As a teen, Brandon was a BMX rider — bicycle motocross or stunt riding — and that led to him tearing ligaments in his knee. The injury resulted in his being prescribed opiate pain medication and that started him on the road to addiction.
Today, Brandon shows his BMX roots by sporting a knit cap pulled low with wild dark strands of hair flying every which way. Now in his early 20s, he still has a boyish look, with glossy dark eyes and a couple of piercings here and there. Brandon has just finished recovering his sobriety at one of the Narconon drug and alcohol rehabilitation centers.
When he hurt his knee, he had to have reconstructive surgery. He took the opiates after the surgery and then kept taking them after the knee had healed because he realized that he felt better than when he didn’t take them. He never knew they were addictive.
Pain Pill Use Becomes Pain Pill Abuse
He kept hurting himself after that so kept being prescribed more pain medication for awhile. When he was finally taken off the drugs, he felt sick and didn’t realize he was in withdrawal.

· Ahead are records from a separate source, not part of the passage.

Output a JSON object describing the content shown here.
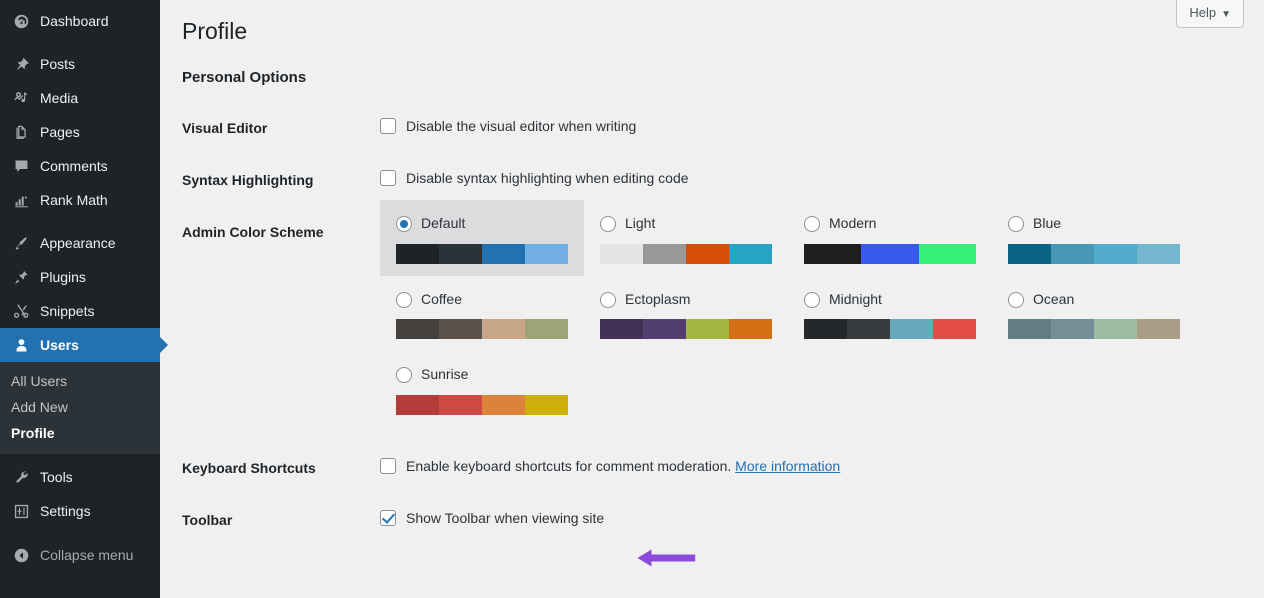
{
  "sidebar": {
    "items": [
      {
        "label": "Dashboard",
        "icon": "dashboard-icon",
        "state": "normal"
      },
      {
        "label": "Posts",
        "icon": "pin-icon",
        "state": "normal"
      },
      {
        "label": "Media",
        "icon": "media-icon",
        "state": "normal"
      },
      {
        "label": "Pages",
        "icon": "pages-icon",
        "state": "normal"
      },
      {
        "label": "Comments",
        "icon": "comment-icon",
        "state": "normal"
      },
      {
        "label": "Rank Math",
        "icon": "chart-bar-icon",
        "state": "normal"
      },
      {
        "label": "Appearance",
        "icon": "brush-icon",
        "state": "normal"
      },
      {
        "label": "Plugins",
        "icon": "plug-icon",
        "state": "normal"
      },
      {
        "label": "Snippets",
        "icon": "scissors-icon",
        "state": "normal"
      },
      {
        "label": "Users",
        "icon": "user-icon",
        "state": "current"
      },
      {
        "label": "Tools",
        "icon": "wrench-icon",
        "state": "normal"
      },
      {
        "label": "Settings",
        "icon": "sliders-icon",
        "state": "normal"
      },
      {
        "label": "Collapse menu",
        "icon": "collapse-arrow-icon",
        "state": "dim"
      }
    ],
    "submenu": [
      {
        "label": "All Users",
        "current": false
      },
      {
        "label": "Add New",
        "current": false
      },
      {
        "label": "Profile",
        "current": true
      }
    ]
  },
  "header": {
    "title": "Profile",
    "help_label": "Help",
    "help_caret": "▼"
  },
  "main": {
    "section_title": "Personal Options",
    "rows": {
      "visual_editor": {
        "label": "Visual Editor",
        "checkbox_label": "Disable the visual editor when writing",
        "checked": false
      },
      "syntax_highlighting": {
        "label": "Syntax Highlighting",
        "checkbox_label": "Disable syntax highlighting when editing code",
        "checked": false
      },
      "admin_color_scheme": {
        "label": "Admin Color Scheme"
      },
      "keyboard_shortcuts": {
        "label": "Keyboard Shortcuts",
        "checkbox_label": "Enable keyboard shortcuts for comment moderation.",
        "more_link": "More information",
        "checked": false
      },
      "toolbar": {
        "label": "Toolbar",
        "checkbox_label": "Show Toolbar when viewing site",
        "checked": true
      }
    },
    "color_schemes": [
      {
        "name": "Default",
        "selected": true,
        "colors": [
          "#1d2327",
          "#2c3338",
          "#2271b1",
          "#72aee6"
        ]
      },
      {
        "name": "Light",
        "selected": false,
        "colors": [
          "#e5e5e5",
          "#999999",
          "#d64e07",
          "#27a3c6"
        ]
      },
      {
        "name": "Modern",
        "selected": false,
        "colors": [
          "#1e1e1e",
          "#3858e9",
          "#33f078"
        ]
      },
      {
        "name": "Blue",
        "selected": false,
        "colors": [
          "#096484",
          "#4796b3",
          "#52accc",
          "#74b6ce"
        ]
      },
      {
        "name": "Coffee",
        "selected": false,
        "colors": [
          "#46403c",
          "#59524c",
          "#c7a589",
          "#9ea476"
        ]
      },
      {
        "name": "Ectoplasm",
        "selected": false,
        "colors": [
          "#413256",
          "#523f6d",
          "#a3b745",
          "#d46f15"
        ]
      },
      {
        "name": "Midnight",
        "selected": false,
        "colors": [
          "#25282b",
          "#363b3f",
          "#69a8bb",
          "#e14d43"
        ]
      },
      {
        "name": "Ocean",
        "selected": false,
        "colors": [
          "#627c83",
          "#738e96",
          "#9ebaa0",
          "#aa9d88"
        ]
      },
      {
        "name": "Sunrise",
        "selected": false,
        "colors": [
          "#b43c38",
          "#cf4944",
          "#dd823b",
          "#ccaf0b"
        ]
      }
    ]
  },
  "annotations": {
    "arrow_color": "#8c4bd8",
    "arrows": [
      {
        "name": "profile-arrow",
        "points": "left"
      },
      {
        "name": "toolbar-arrow",
        "points": "left"
      }
    ]
  }
}
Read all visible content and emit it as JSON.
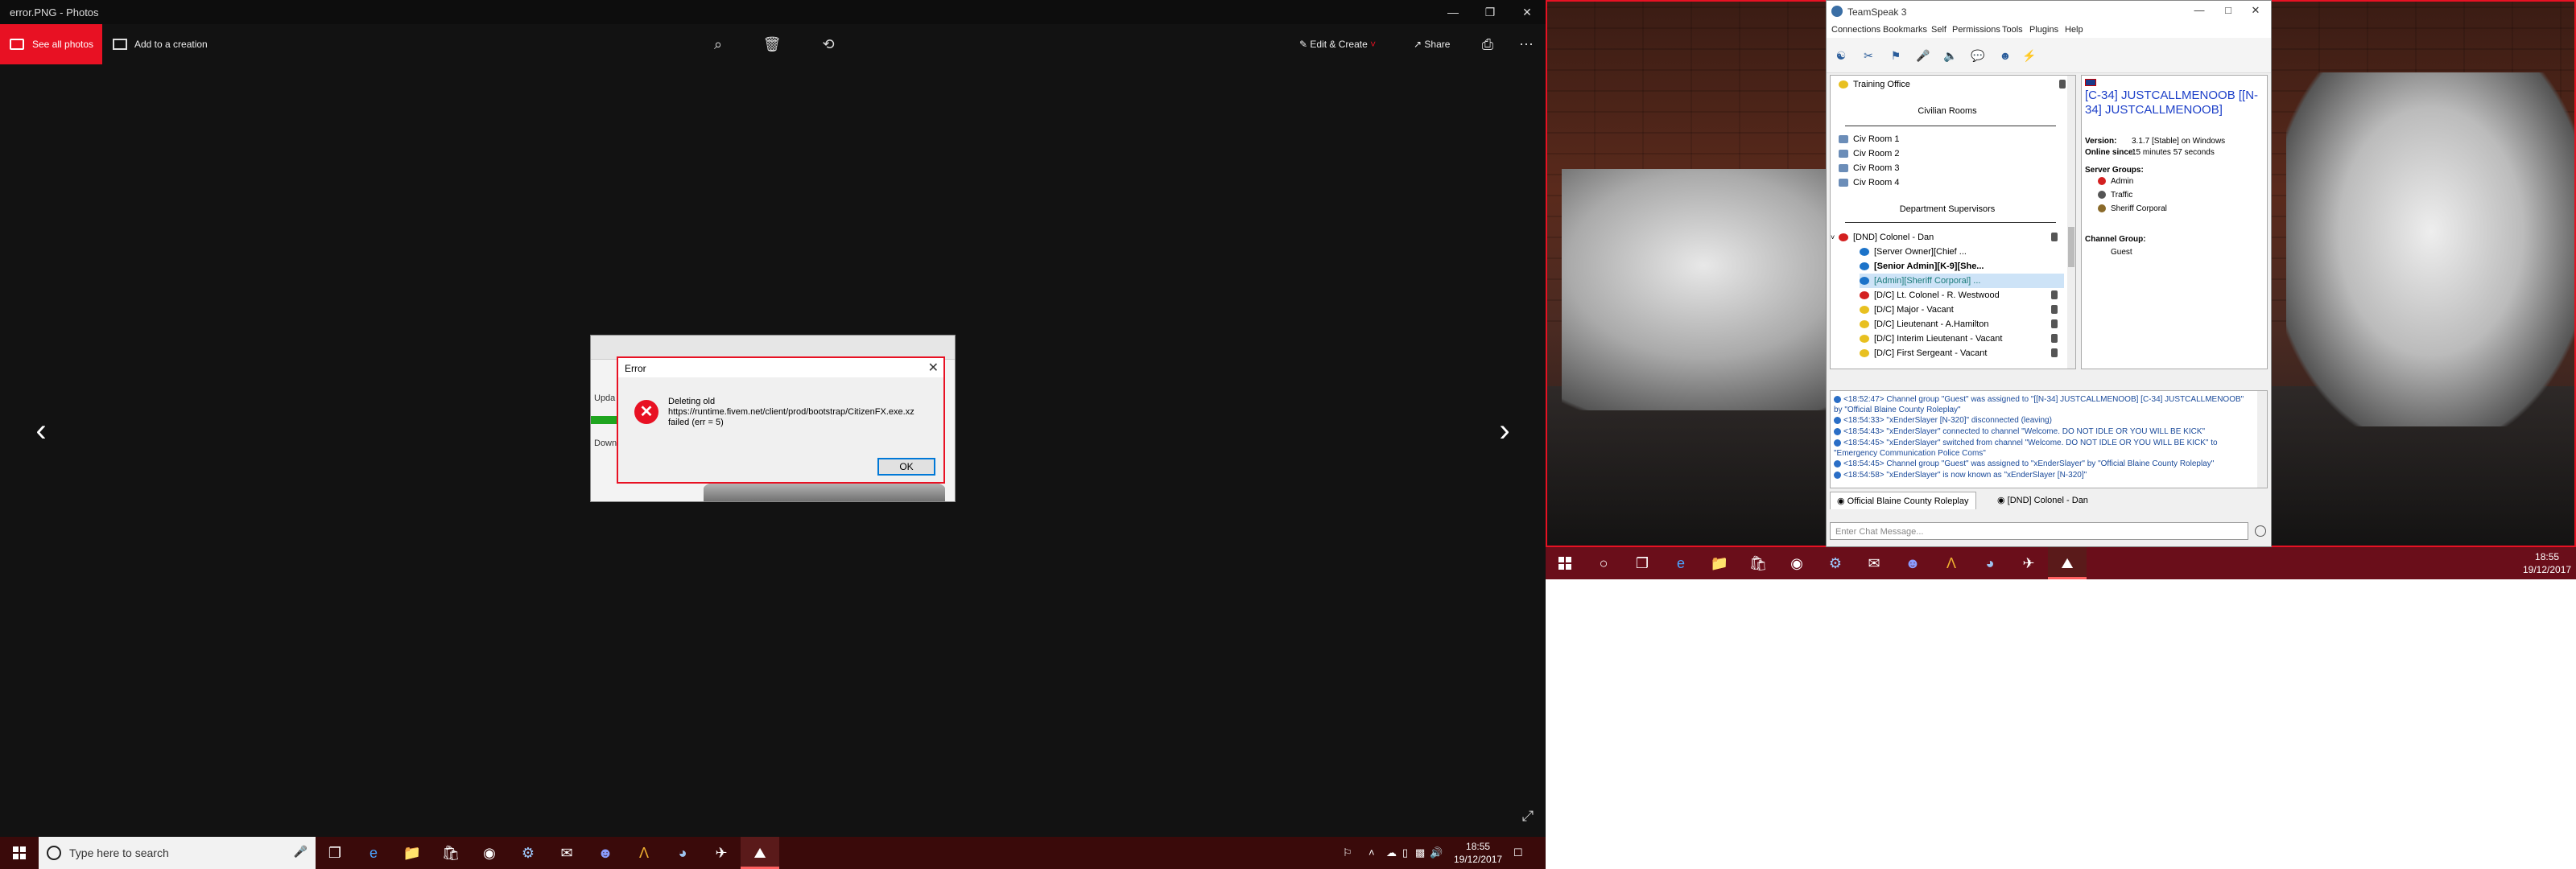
{
  "photos": {
    "window_title": "error.PNG - Photos",
    "see_all": "See all photos",
    "add_creation": "Add to a creation",
    "edit_create": "Edit & Create",
    "share": "Share",
    "icons": [
      "zoom-icon",
      "delete-icon",
      "rotate-icon",
      "edit-icon",
      "share-icon",
      "print-icon",
      "more-icon",
      "fullscreen-icon"
    ]
  },
  "error_dialog": {
    "title": "Error",
    "message": "Deleting old https://runtime.fivem.net/client/prod/bootstrap/CitizenFX.exe.xz failed (err = 5)",
    "ok": "OK",
    "bg_text_1": "Upda",
    "bg_text_2": "Down"
  },
  "taskbar_left": {
    "search_placeholder": "Type here to search",
    "time": "18:55",
    "date": "19/12/2017"
  },
  "teamspeak": {
    "window_title": "TeamSpeak 3",
    "menu": [
      "Connections",
      "Bookmarks",
      "Self",
      "Permissions",
      "Tools",
      "Plugins",
      "Help"
    ],
    "tree": {
      "training_office": "Training Office",
      "civilian_rooms": "Civilian Rooms",
      "civ_rooms": [
        "Civ Room 1",
        "Civ Room 2",
        "Civ Room 3",
        "Civ Room 4"
      ],
      "department_supervisors": "Department Supervisors",
      "colonel_channel": "[DND] Colonel - Dan",
      "users": [
        "[Server Owner][Chief ...",
        "[Senior Admin][K-9][She...",
        "[Admin][Sheriff Corporal] ..."
      ],
      "ranks": [
        "[D/C] Lt. Colonel - R. Westwood",
        "[D/C] Major - Vacant",
        "[D/C] Lieutenant - A.Hamilton",
        "[D/C] Interim Lieutenant - Vacant",
        "[D/C] First Sergeant - Vacant"
      ]
    },
    "info": {
      "name": "[C-34] JUSTCALLMENOOB [[N-34] JUSTCALLMENOOB]",
      "version_label": "Version:",
      "version": "3.1.7 [Stable] on Windows",
      "online_label": "Online since:",
      "online": "15 minutes 57 seconds",
      "server_groups_label": "Server Groups:",
      "server_groups": [
        "Admin",
        "Traffic",
        "Sheriff Corporal"
      ],
      "channel_group_label": "Channel Group:",
      "channel_group": "Guest"
    },
    "chat": [
      {
        "time": "<18:52:47>",
        "text": "Channel group \"Guest\" was assigned to \"[[N-34] JUSTCALLMENOOB] [C-34] JUSTCALLMENOOB\" by \"Official Blaine County Roleplay\""
      },
      {
        "time": "<18:54:33>",
        "text": "\"xEnderSlayer [N-320]\" disconnected (leaving)"
      },
      {
        "time": "<18:54:43>",
        "text": "\"xEnderSlayer\" connected to channel \"Welcome. DO NOT IDLE OR YOU WILL BE KICK\""
      },
      {
        "time": "<18:54:45>",
        "text": "\"xEnderSlayer\" switched from channel \"Welcome. DO NOT IDLE OR YOU WILL BE KICK\" to \"Emergency Communication Police Coms\""
      },
      {
        "time": "<18:54:45>",
        "text": "Channel group \"Guest\" was assigned to \"xEnderSlayer\" by \"Official Blaine County Roleplay\""
      },
      {
        "time": "<18:54:58>",
        "text": "\"xEnderSlayer\" is now known as \"xEnderSlayer [N-320]\""
      }
    ],
    "tabs": [
      "Official Blaine County Roleplay",
      "[DND] Colonel - Dan"
    ],
    "input_placeholder": "Enter Chat Message..."
  },
  "taskbar_right": {
    "time": "18:55",
    "date": "19/12/2017"
  },
  "colors": {
    "accent_red": "#e81123",
    "taskbar_dark_red": "#6a0e1a",
    "ts_name_blue": "#1c3fc8"
  }
}
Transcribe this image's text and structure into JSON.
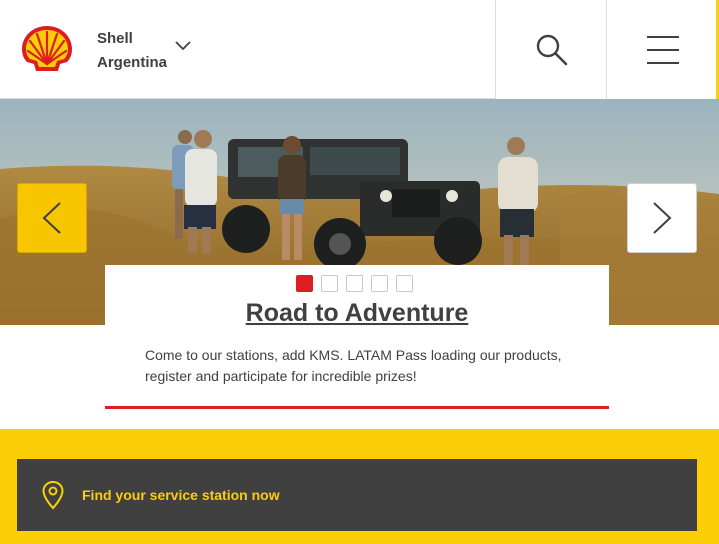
{
  "header": {
    "brand_line1": "Shell",
    "brand_line2": "Argentina",
    "logo_icon": "shell-pecten-logo",
    "search_icon": "search-icon",
    "menu_icon": "hamburger-menu-icon"
  },
  "carousel": {
    "slides_count": 5,
    "active_slide": 1,
    "prev_icon": "chevron-left-icon",
    "next_icon": "chevron-right-icon",
    "title": "Road to Adventure",
    "description": "Come to our stations, add KMS. LATAM Pass loading our products, register and participate for incredible prizes!"
  },
  "station_finder": {
    "label": "Find your service station now",
    "icon": "location-pin-icon"
  },
  "colors": {
    "shell_yellow": "#fbce07",
    "shell_red": "#dd1d21",
    "dark_grey": "#404040"
  }
}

His friends at the time were abusing opiate pain medication so he began to abuse them at social events. While he was sixteen years old, he began to snort OxyContin. Every time he did, he didn’t feel bad or sick any more. He was also drinking excessive amounts of alcohol.
His parents took notice and sent him to a ninety-day rehab when he was seventeen. It might have helped if Brandon wanted to quit but he didn’t. He didn’t yet see the problem that others saw. As soon as he got out, he was smoking marijuana and drinking and soon gravitated back to pain pill abuse.
Brandon Makes the Switch to Heroin — and Hard-Core Addiction
He was a senior in high school when he started snorting heroin. There was plenty of heroin in the Richmond, Virginia area where he was living. After a month of snorting heroin, his friends told him that injecting it was “the way to go.” That was the beginning of his hard-core addiction.
From time to time, he’d get himself into a rehab program that would give him buprenorphine in the form of Suboxone. That would get him off heroin and prevent withdrawal sickness. He didn’t really give any thought to the fact that he was still on an opioid drug every day. He just knew that he felt all right and thought that meant he was doing better than when he was on heroin.
But then there were always the friends using heroin. He kept slipping back into heroin use and would sell his Suboxone while he was using the heroin. Or he’d take some Suboxone in the morning so he could maintain while he was at work hanging drywall for his father and then when he got home, he would use heroin. While doubling up on opiates like this can bring about an overdose, he was just too lost to think about it or care.
Only Purpose in Life: Getting More Heroin
His only purpose in going to work was so that he could continue to buy drugs. Friday nights and Saturdays were devoted to partying with drugs but by Sunday his money would be gone.
About the time he turned 21, there was a break in the addiction when he went to a long-term rehab for young people. But even this eleven month break did not give him what he needed. Just a few weeks before he was due to graduate, he and another person at the rehab drove away in one of the rehab’s vans and got drunk. Brandon left this rehab the next day.
The alcohol abuse continued after he left but then progressed to heroin use within a month. The next two years were devoted to heroin abuse. He would get a prescription for Suboxone from a doctor but didn’t take it unless he could not get his hands on heroin. He was always “scheming and scamming,” as he put it, figuring out how to get money for heroin.
The Day Finally Comes that Brandon Knows He Needs to Get Clean
He finally realized that he needed to beat the addiction. With his family, he found the Narconon program on the internet. He chose this program from among several he and his family were looking at and together, they made it happen.
Even though he chose this program, he wasn’t really sincere in his efforts to get clean at first. It took hearing other students talking about how much better they felt for him to start to give the program his best efforts. It wasn’t long until he began feeling good about himself for the first time in a long time. “I started having a natural happy feeling — I hadn’t felt that in so long,” he said.
As he progressed through the program, he began to let go of old resentments about things that had happened years before. He said he finally began to mature while he was on this program.
The Narconon program was the first rehab he ever finished and he was very proud of himself for the accomplishment and for finally getting sober. He decided to stay on at the Narconon rehab center to help other people get through their own recoveries. He’d tell other students who might be having a hard time at the beginning of their rehabs, “Dude, if I can do it, you can do it.”
He concluded with this statement: “I’m glad I did this program. With my experience in rehabs, I don’t think people could find a better place to be.”
If you know someone who needs help with drug addiction, call a Narconon drug rehab counselor today. We’re here to help.